> _Data for analysis_:
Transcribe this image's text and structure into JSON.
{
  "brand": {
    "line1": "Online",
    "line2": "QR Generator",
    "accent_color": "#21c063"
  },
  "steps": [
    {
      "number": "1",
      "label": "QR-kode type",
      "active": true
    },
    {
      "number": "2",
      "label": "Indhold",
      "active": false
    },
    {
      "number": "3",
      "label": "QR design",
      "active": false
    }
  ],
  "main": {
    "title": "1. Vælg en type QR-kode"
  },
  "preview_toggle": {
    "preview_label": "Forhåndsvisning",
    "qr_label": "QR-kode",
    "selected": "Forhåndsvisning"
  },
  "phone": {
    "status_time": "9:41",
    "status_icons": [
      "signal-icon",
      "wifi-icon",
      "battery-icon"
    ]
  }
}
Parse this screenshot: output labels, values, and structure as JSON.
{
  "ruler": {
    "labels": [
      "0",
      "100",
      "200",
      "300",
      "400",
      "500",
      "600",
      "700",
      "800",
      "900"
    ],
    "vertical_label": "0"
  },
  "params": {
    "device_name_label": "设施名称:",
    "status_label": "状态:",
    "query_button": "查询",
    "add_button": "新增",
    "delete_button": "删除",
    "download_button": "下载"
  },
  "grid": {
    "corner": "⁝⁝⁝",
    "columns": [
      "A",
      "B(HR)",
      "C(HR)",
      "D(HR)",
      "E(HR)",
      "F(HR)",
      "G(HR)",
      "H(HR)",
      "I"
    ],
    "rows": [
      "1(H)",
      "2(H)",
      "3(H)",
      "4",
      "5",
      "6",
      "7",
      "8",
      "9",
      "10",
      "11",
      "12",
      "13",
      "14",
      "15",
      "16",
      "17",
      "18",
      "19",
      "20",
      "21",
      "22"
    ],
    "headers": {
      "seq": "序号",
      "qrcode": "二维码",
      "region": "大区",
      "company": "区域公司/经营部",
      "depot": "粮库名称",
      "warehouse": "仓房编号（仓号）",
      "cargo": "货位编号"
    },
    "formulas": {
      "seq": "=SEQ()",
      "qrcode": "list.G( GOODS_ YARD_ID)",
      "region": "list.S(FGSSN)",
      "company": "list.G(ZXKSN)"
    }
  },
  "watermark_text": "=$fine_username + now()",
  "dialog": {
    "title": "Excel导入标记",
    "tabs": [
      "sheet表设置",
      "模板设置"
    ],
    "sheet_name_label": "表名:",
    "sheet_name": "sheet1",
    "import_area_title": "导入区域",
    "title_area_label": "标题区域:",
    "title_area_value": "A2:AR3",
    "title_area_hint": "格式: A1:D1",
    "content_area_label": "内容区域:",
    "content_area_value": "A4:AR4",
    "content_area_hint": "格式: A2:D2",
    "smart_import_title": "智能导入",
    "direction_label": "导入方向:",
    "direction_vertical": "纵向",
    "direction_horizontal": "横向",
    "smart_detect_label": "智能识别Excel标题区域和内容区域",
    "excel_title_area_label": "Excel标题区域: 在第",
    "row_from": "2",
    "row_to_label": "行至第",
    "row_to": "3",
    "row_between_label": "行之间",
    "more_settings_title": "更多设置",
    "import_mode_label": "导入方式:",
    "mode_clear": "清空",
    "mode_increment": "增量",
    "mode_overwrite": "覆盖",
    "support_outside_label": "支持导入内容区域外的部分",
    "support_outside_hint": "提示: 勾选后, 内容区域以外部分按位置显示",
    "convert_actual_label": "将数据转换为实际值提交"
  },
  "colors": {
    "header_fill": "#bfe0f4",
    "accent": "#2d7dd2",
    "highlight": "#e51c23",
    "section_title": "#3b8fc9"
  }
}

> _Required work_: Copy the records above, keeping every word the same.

> _Output for this exercise_:
Transcribe this image's text and structure into JSON.
{
  "brand": {
    "line1": "Online",
    "line2": "QR Generator",
    "accent_color": "#21c063"
  },
  "steps": [
    {
      "number": "1",
      "label": "QR-kode type",
      "active": true
    },
    {
      "number": "2",
      "label": "Indhold",
      "active": false
    },
    {
      "number": "3",
      "label": "QR design",
      "active": false
    }
  ],
  "main": {
    "title": "1. Vælg en type QR-kode"
  },
  "preview_toggle": {
    "preview_label": "Forhåndsvisning",
    "qr_label": "QR-kode",
    "selected": "Forhåndsvisning"
  },
  "phone": {
    "status_time": "9:41",
    "status_icons": [
      "signal-icon",
      "wifi-icon",
      "battery-icon"
    ]
  }
}
Parse this screenshot: output labels, values, and structure as JSON.
{
  "ruler": {
    "labels": [
      "0",
      "100",
      "200",
      "300",
      "400",
      "500",
      "600",
      "700",
      "800",
      "900"
    ],
    "vertical_label": "0"
  },
  "params": {
    "device_name_label": "设施名称:",
    "status_label": "状态:",
    "query_button": "查询",
    "add_button": "新增",
    "delete_button": "删除",
    "download_button": "下载"
  },
  "grid": {
    "corner": "⁝⁝⁝",
    "columns": [
      "A",
      "B(HR)",
      "C(HR)",
      "D(HR)",
      "E(HR)",
      "F(HR)",
      "G(HR)",
      "H(HR)",
      "I"
    ],
    "rows": [
      "1(H)",
      "2(H)",
      "3(H)",
      "4",
      "5",
      "6",
      "7",
      "8",
      "9",
      "10",
      "11",
      "12",
      "13",
      "14",
      "15",
      "16",
      "17",
      "18",
      "19",
      "20",
      "21",
      "22"
    ],
    "headers": {
      "seq": "序号",
      "qrcode": "二维码",
      "region": "大区",
      "company": "区域公司/经营部",
      "depot": "粮库名称",
      "warehouse": "仓房编号（仓号）",
      "cargo": "货位编号"
    },
    "formulas": {
      "seq": "=SEQ()",
      "qrcode": "list.G( GOODS_ YARD_ID)",
      "region": "list.S(FGSSN)",
      "company": "list.G(ZXKSN)"
    }
  },
  "watermark_text": "=$fine_username + now()",
  "dialog": {
    "title": "Excel导入标记",
    "tabs": [
      "sheet表设置",
      "模板设置"
    ],
    "sheet_name_label": "表名:",
    "sheet_name": "sheet1",
    "import_area_title": "导入区域",
    "title_area_label": "标题区域:",
    "title_area_value": "A2:AR3",
    "title_area_hint": "格式: A1:D1",
    "content_area_label": "内容区域:",
    "content_area_value": "A4:AR4",
    "content_area_hint": "格式: A2:D2",
    "smart_import_title": "智能导入",
    "direction_label": "导入方向:",
    "direction_vertical": "纵向",
    "direction_horizontal": "横向",
    "smart_detect_label": "智能识别Excel标题区域和内容区域",
    "excel_title_area_label": "Excel标题区域: 在第",
    "row_from": "2",
    "row_to_label": "行至第",
    "row_to": "3",
    "row_between_label": "行之间",
    "more_settings_title": "更多设置",
    "import_mode_label": "导入方式:",
    "mode_clear": "清空",
    "mode_increment": "增量",
    "mode_overwrite": "覆盖",
    "support_outside_label": "支持导入内容区域外的部分",
    "support_outside_hint": "提示: 勾选后, 内容区域以外部分按位置显示",
    "convert_actual_label": "将数据转换为实际值提交"
  },
  "colors": {
    "header_fill": "#bfe0f4",
    "accent": "#2d7dd2",
    "highlight": "#e51c23",
    "section_title": "#3b8fc9"
  }
}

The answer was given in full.